Copyright © 2020, Sheppard Mullin Richter & Hampton LLP.National Law Review, Volume X, Number 113


About this Author

Kevin M. Cloutier, Labor and Employment Attorney, Sheppard Mullin Law Firm

Kevin Cloutier is a partner in the Labor and Employment Practice Group and co-chair of the firm's Non-Compete and Trade Secrets Team in the firm's Chicago office. He is also a member of the Firm's Diversity and Inclusion Committee.

Areas of Practice

Mr. Cloutier’s practice focuses on all areas of labor and employment law, with an emphasis on employment-related litigation and proactive counseling of management-side clients. He is an experienced trial lawyer with first-chair trial experience before state and federal trial...

Thomas Dillickrath Partner Antitrust and Competition

Thomas Dillickrath is a partner in the Antitrust and Competition Practice Group in the firm’s Washington, D.C. office.

Tom focuses on antitrust litigation and merger investigations. Prior to joining the firm, he served as Deputy Chief Trial Counsel at the Federal Trade Commission’s (FTC's) Bureau of Competition. During his time at the FTC, Tom litigated antitrust cases brought by the FTC involving mergers and acquisitions and other business practices affecting U.S. consumers. In particular, he was lead trial counsel in the agency’s successful federal court litigations blocking the Wilhelmsen-Drew Marine and Sanford-Mid Dakota Clinic mergers, as well as playing significant roles in the agency’s cases against 1-800 Contacts and Schein/Benco/Patterson in the FTC’s administrative court. Tom also was the lead trial attorney on several merger cases where the parties abandoned the transaction prior to trial, including DraftKings-FanDuel.
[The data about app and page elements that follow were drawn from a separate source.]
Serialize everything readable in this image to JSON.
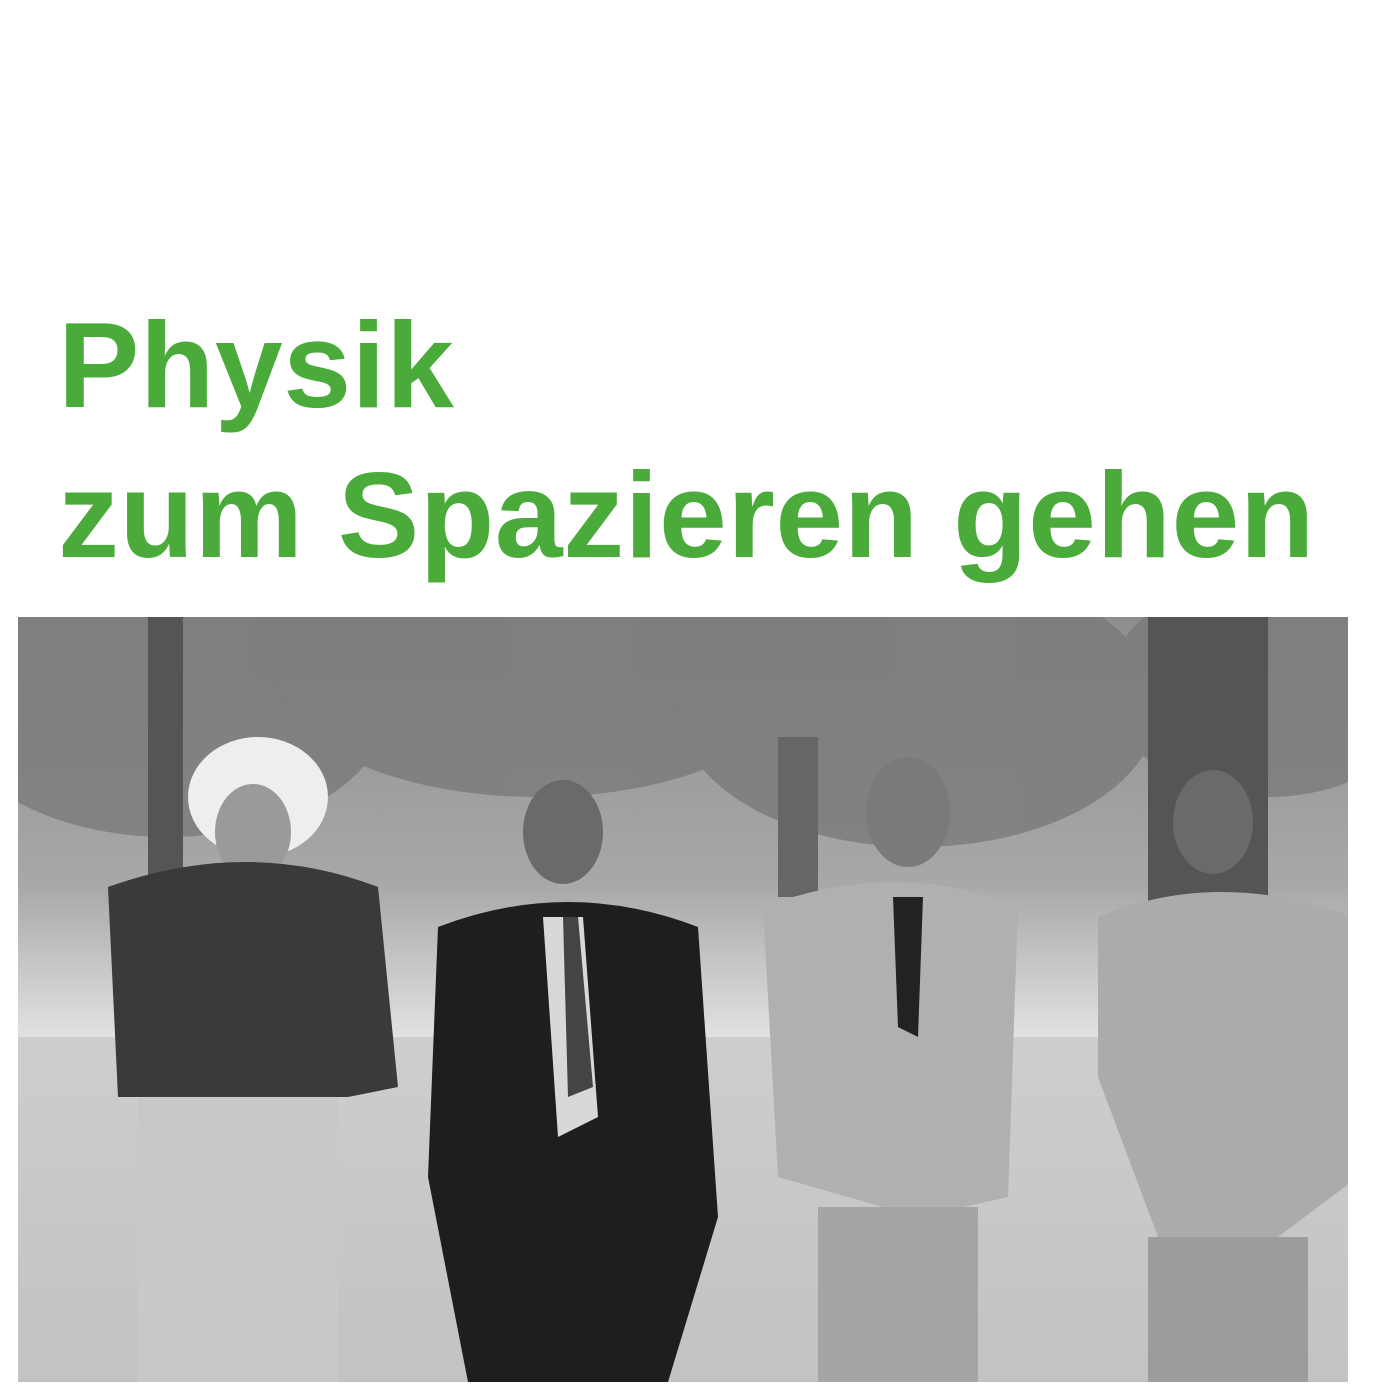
{
  "title": {
    "line1": "Physik",
    "line2": "zum Spazieren gehen",
    "color": "#4aab3a"
  },
  "photo": {
    "style": "black-and-white"
  }
}
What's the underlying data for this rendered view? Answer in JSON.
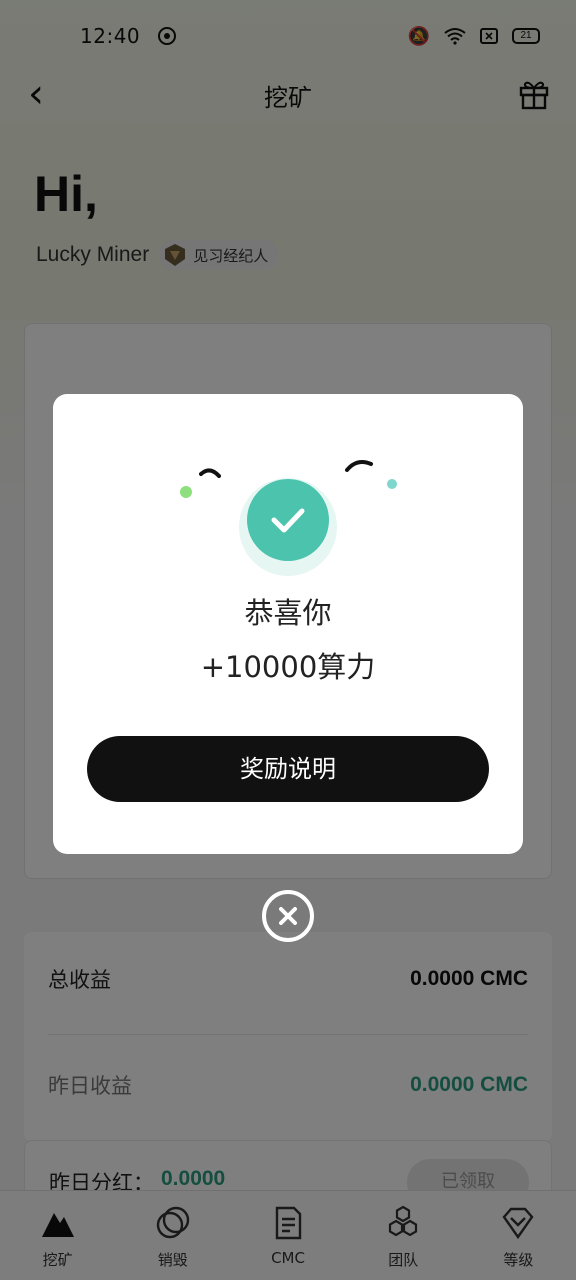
{
  "status_bar": {
    "time": "12:40",
    "battery": "21",
    "icons": [
      "mute-icon",
      "wifi-icon",
      "sim-icon",
      "battery-icon"
    ]
  },
  "header": {
    "title": "挖矿",
    "back_icon": "chevron-left-icon",
    "right_icon": "gift-icon"
  },
  "greeting": {
    "hi": "Hi,",
    "username": "Lucky Miner",
    "rank": "见习经纪人"
  },
  "income": {
    "total_label": "总收益",
    "total_value": "0.0000 CMC",
    "yesterday_label": "昨日收益",
    "yesterday_value": "0.0000 CMC"
  },
  "dividend": {
    "label": "昨日分红：",
    "value": "0.0000",
    "button": "已领取"
  },
  "tabs": [
    {
      "label": "挖矿",
      "icon": "mountain-icon"
    },
    {
      "label": "销毁",
      "icon": "coins-icon"
    },
    {
      "label": "CMC",
      "icon": "document-icon"
    },
    {
      "label": "团队",
      "icon": "hexagons-icon"
    },
    {
      "label": "等级",
      "icon": "diamond-icon"
    }
  ],
  "modal": {
    "title": "恭喜你",
    "reward": "+10000算力",
    "button": "奖励说明",
    "icon": "check-circle-icon"
  },
  "colors": {
    "accent_green": "#4cc3ad",
    "value_green": "#2a9d80",
    "dark_button": "#111111"
  }
}
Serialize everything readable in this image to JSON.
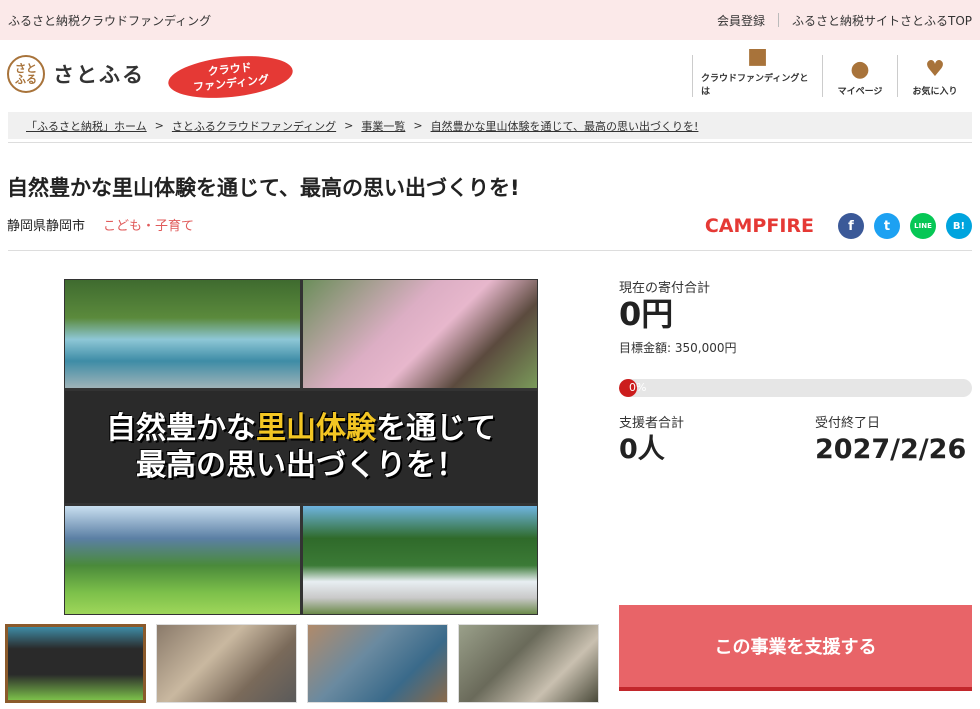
{
  "topbar": {
    "site_label": "ふるさと納税クラウドファンディング",
    "links": [
      "会員登録",
      "ふるさと納税サイトさとふるTOP"
    ]
  },
  "header": {
    "logo_mark": "さと\nふる",
    "logo_text": "さとふる",
    "badge_line1": "クラウド",
    "badge_line2": "ファンディング",
    "nav": [
      {
        "label": "クラウドファンディングとは",
        "icon": "book-icon"
      },
      {
        "label": "マイページ",
        "icon": "user-icon"
      },
      {
        "label": "お気に入り",
        "icon": "heart-icon"
      }
    ]
  },
  "breadcrumb": [
    "「ふるさと納税」ホーム",
    "さとふるクラウドファンディング",
    "事業一覧",
    "自然豊かな里山体験を通じて、最高の思い出づくりを!"
  ],
  "project": {
    "title": "自然豊かな里山体験を通じて、最高の思い出づくりを!",
    "location": "静岡県静岡市",
    "category": "こども・子育て",
    "partner": "CAMPFIRE",
    "share": [
      {
        "label": "f",
        "icon": "facebook-icon"
      },
      {
        "label": "t",
        "icon": "twitter-icon"
      },
      {
        "label": "LINE",
        "icon": "line-icon"
      },
      {
        "label": "B!",
        "icon": "hatena-icon"
      }
    ],
    "banner_line1_a": "自然豊かな",
    "banner_line1_hl": "里山体験",
    "banner_line1_b": "を通じて",
    "banner_line2": "最高の思い出づくりを！"
  },
  "funding": {
    "current_label": "現在の寄付合計",
    "current_value": "0円",
    "goal_text": "目標金額: 350,000円",
    "progress_pct": 0,
    "progress_label": "0%",
    "supporters_label": "支援者合計",
    "supporters_value": "0人",
    "deadline_label": "受付終了日",
    "deadline_value": "2027/2/26",
    "support_button": "この事業を支援する"
  },
  "colors": {
    "accent": "#e86468",
    "brand_brown": "#a8733a",
    "topbar_bg": "#fbe9e9"
  }
}
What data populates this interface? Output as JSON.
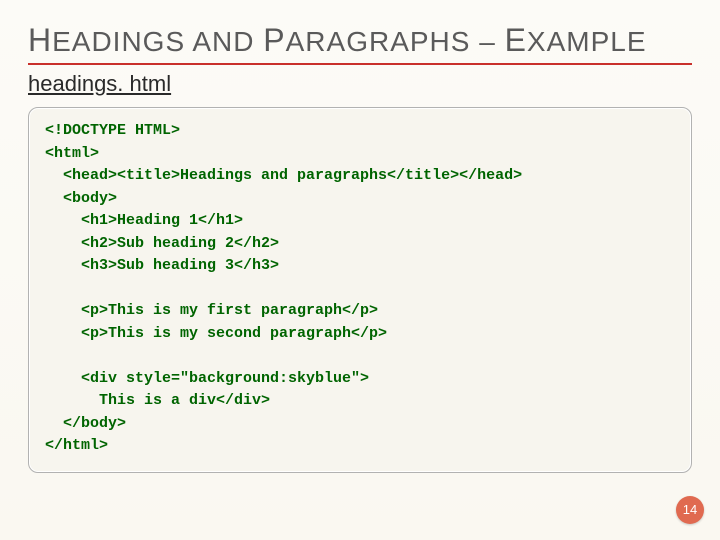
{
  "title": {
    "h": "H",
    "eadings": "EADINGS AND ",
    "p": "P",
    "aragraphs": "ARAGRAPHS – ",
    "e": "E",
    "xample": "XAMPLE"
  },
  "filename": "headings. html",
  "code": {
    "l1": "<!DOCTYPE HTML>",
    "l2": "<html>",
    "l3": "  <head><title>Headings and paragraphs</title></head>",
    "l4": "  <body>",
    "l5": "    <h1>Heading 1</h1>",
    "l6": "    <h2>Sub heading 2</h2>",
    "l7": "    <h3>Sub heading 3</h3>",
    "blank1": "",
    "l8": "    <p>This is my first paragraph</p>",
    "l9": "    <p>This is my second paragraph</p>",
    "blank2": "",
    "l10": "    <div style=\"background:skyblue\">",
    "l11": "      This is a div</div>",
    "l12": "  </body>",
    "l13": "</html>"
  },
  "page_number": "14"
}
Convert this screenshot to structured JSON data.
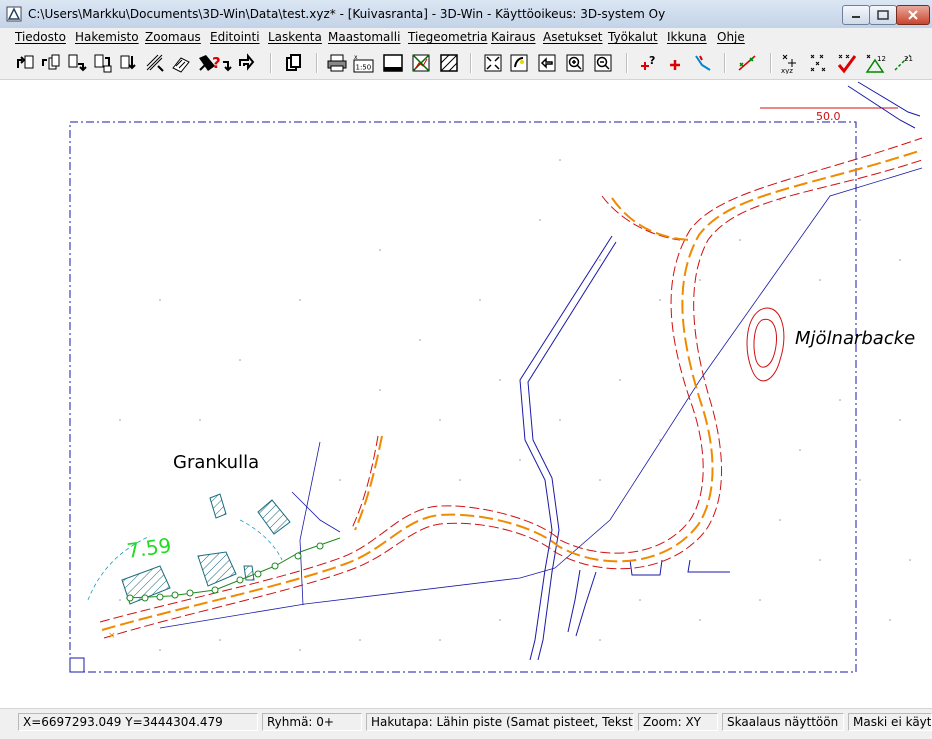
{
  "window": {
    "title": "C:\\Users\\Markku\\Documents\\3D-Win\\Data\\test.xyz* - [Kuivasranta] - 3D-Win - Käyttöoikeus: 3D-system Oy"
  },
  "menu": [
    "Tiedosto",
    "Hakemisto",
    "Zoomaus",
    "Editointi",
    "Laskenta",
    "Maastomalli",
    "Tiegeometria",
    "Kairaus",
    "Asetukset",
    "Työkalut",
    "Ikkuna",
    "Ohje"
  ],
  "toolbar": {
    "scale_icon_label": "1:50"
  },
  "map": {
    "scale_label": "50.0",
    "place_labels": [
      "Grankulla",
      "Mjölnarbacke"
    ],
    "elevation_label": "7.59",
    "colors": {
      "road": "#f08a00",
      "road_edge": "#d01010",
      "water": "#1a1aa8",
      "frame": "#1a1aa8",
      "label_green": "#22dd22"
    }
  },
  "status": {
    "coords": "X=6697293.049  Y=3444304.479",
    "group": "Ryhmä: 0+",
    "search": "Hakutapa: Lähin piste (Samat pisteet, Tekstit)",
    "zoom": "Zoom: XY",
    "scaling": "Skaalaus näyttöön",
    "mask": "Maski ei käytössä"
  }
}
Mikela T. Sutrina, Labor and Employment Attorney, Sheppard Mullin Law Firm

Mikela Sutrina is an associate in the Labor and Employment Practice Group in the firm's Chicago office.

Areas of Practice

Ms. Sutrina focuses her practice on labor and employment matters. She has defended employers in numerous cases in state and federal court, as well as before federal, state, and local administrative agencies in matters of discrimination, retaliation, wrongful termination, whistle-blower actions, and harassment. Ms. Sutrina has represented employers in both single and multi-plaintiff matters, as well...